A Brief History of South Africa • First black South Africans arrived about 2,000 years ago. • Boers, Dutch farmers, arrived in 1652. • British farmers arrived in 1820. • Asians arrived in the 1860s from India to work for British colonists.
A Multiracial Society • Black: African • White: Dutch and British • Colored: Mixed B & W • Asian: Indian
Apartheid (“Separateness”) • : former official policy of separating people according to race. • 1948-1991
Apartheid Social Hierarchy • Whites had all political & economic power. • Asians & coloreds were 2nd-class citizens. • Blacks were the lowest class. • forced to live in poor, rural areas. • couldn’t move freely through the country.
Protests Lead to Change • Nelson Mandela: Lawyer who led the fight to end apartheid. • Jailed for 27 years for his protest • Nearly 600 died in the struggle.
Apartheid ended in 1991. • Mandela was elected the country’s first black president. • Later won the Nobel Peace Prize Waiting to Vote in Soweto, South Africa, 1994
Assignment:South Africa Graph Analysis • ELT: Explain how the uneven distribution of resources can lead to conflict among cultural groups. • Are resources equitably distributed amongst ethnic groups in South Africa today? • Analyze various demographic graphs to find out?

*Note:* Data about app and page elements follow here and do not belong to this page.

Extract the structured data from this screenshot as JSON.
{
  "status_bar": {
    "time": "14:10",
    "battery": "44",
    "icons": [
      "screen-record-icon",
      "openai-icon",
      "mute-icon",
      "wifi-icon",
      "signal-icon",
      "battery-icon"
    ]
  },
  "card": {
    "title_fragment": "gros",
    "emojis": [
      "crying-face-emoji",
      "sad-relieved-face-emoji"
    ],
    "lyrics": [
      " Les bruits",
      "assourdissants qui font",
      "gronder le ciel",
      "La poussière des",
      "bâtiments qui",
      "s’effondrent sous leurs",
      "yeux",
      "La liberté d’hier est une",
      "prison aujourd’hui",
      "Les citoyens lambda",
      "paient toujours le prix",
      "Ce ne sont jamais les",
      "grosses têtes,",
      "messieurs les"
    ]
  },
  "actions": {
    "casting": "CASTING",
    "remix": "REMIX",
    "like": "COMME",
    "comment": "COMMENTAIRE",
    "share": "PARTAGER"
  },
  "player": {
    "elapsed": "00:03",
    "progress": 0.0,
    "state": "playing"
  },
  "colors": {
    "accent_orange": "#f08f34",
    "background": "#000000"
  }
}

Works Cited "A South African Township." Web. 25 Oct 2010. <http://boerboel1.files.wordpress.com/2010/05/a-south-african-township-pic-getty-744778275.jpg>. "Defiance Campaign March in Johannesburg." BBC News. Web. 26 Oct 2010. <http://news.bbc.co.uk/2/hi/in_pictures/5168176.stm>. "For Use by White Persons." Apartheid South Africa. Web. 24 Oct 2010. <http://www.southafrica.to/history/Apartheid/apartheid.htm>. Hart, Diane. Geography Alive Regions and People. Palo Alto, CA: Teacher's Curriculum Institute, 2006. 335-345. Print. "Nelson Mandela." Biography of Nelson Mandela. Web. 26 Oct 2010. <http://nelsonmandelafacts.com/>. "South Africa Passbook." UV April 2000. Web. 25 Oct 2010. <http://www.lagai.org/UV%20April%202004.html>. "Waiting to Vote in Soweto, South Africa, 1994." VOTE!. Web. 26 Oct 2010. <http://www.niaonline.com/ggmsblog/?p=7606>.